In the Roman world, feasts at temples were a major part of cultural, political, religious, and economic life. Typically, they followed a pattern of sacrifice of an animal at the temple of a particular god, followed by a public banquet at which the sacrificed animals would be consumed as part of the celebration. Clearly whether the followers of Christ in Corinth should participate in these feasts was a point of contention; to abstain might cost them dearly in social connection or economic benefit. On the other hand, doing so might fall under the category of worshipping false idols and therefore posed a risk to their salvation.
Paul weaves a careful path through this—it’s OK to do so, he says, after all, since other gods don’t exist, meat is just meat.
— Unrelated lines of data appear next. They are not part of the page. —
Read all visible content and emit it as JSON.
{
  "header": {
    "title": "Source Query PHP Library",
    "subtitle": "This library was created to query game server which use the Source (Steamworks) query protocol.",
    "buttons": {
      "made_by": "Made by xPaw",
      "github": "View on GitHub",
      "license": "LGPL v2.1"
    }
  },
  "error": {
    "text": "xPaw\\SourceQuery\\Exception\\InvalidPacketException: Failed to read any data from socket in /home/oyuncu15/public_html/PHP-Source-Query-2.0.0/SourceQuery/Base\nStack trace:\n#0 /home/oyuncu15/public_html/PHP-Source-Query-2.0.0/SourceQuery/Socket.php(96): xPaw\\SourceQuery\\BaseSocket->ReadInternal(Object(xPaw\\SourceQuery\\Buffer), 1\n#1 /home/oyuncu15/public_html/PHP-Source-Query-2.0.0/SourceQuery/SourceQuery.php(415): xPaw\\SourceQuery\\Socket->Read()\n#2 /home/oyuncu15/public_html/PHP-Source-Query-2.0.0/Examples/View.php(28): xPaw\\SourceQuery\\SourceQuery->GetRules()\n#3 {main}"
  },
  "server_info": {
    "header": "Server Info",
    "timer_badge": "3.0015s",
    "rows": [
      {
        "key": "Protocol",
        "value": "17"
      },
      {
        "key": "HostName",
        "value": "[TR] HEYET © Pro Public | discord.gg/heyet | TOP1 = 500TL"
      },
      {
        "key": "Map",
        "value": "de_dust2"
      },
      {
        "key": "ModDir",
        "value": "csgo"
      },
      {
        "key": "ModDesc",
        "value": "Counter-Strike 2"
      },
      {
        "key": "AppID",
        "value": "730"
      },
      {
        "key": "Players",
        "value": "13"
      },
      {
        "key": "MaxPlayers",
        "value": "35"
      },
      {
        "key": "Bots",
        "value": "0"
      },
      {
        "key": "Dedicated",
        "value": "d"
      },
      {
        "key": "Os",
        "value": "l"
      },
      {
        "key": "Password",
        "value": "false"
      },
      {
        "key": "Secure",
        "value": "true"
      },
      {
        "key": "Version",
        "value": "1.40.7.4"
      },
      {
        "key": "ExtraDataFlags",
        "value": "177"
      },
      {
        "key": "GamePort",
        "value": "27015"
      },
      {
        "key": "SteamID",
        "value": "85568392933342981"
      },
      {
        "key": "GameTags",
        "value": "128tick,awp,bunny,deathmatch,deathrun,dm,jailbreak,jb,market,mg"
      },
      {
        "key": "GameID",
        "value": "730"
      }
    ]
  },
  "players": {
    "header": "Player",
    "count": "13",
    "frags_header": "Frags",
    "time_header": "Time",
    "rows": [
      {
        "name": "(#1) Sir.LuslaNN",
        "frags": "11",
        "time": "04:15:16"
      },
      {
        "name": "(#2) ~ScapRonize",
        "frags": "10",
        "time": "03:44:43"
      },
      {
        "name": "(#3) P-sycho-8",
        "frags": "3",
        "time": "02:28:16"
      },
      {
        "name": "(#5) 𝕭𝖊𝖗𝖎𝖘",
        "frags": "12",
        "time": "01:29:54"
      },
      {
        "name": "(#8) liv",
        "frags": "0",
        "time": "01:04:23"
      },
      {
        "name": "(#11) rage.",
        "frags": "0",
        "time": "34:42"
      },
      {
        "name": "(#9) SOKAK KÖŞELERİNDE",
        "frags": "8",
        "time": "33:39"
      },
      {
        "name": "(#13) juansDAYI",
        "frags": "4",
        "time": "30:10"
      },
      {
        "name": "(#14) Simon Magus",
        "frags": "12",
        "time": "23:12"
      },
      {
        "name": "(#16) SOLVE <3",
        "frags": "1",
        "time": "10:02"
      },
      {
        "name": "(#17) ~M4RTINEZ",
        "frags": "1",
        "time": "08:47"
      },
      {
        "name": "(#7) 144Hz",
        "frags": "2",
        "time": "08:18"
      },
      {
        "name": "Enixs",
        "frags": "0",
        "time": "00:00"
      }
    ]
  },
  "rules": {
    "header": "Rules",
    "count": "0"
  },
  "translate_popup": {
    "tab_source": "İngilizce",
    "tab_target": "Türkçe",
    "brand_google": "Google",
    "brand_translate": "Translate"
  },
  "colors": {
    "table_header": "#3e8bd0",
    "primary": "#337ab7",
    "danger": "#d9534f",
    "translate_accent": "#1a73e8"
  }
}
It’s not holy or an act of worship. But, he says, not everyone knows this, deep in their hearts. They might have lingering beliefs from before they were Christians, or be struggling with their conscience in conversion. So knowledge isn’t the be-all, end-all here; love is. Paul asks the Corinthians to think first with love, not with their knowledge: will eating at temple banquets hurt your fellow Christian? If so, abstain! Choose love.
Now, we live in a social context pretty far from that of temple banquets, and I haven’t ever had to decide whether or not to eat some meat sacrificed to Jupiter. But choosing love in the face of social norms still seems like pretty good advice to me. It is a form of hospitality, of extending welcome into the family of Christ, helping them stand strong in the ways they struggle to do the right thing. That’s something worth striving for.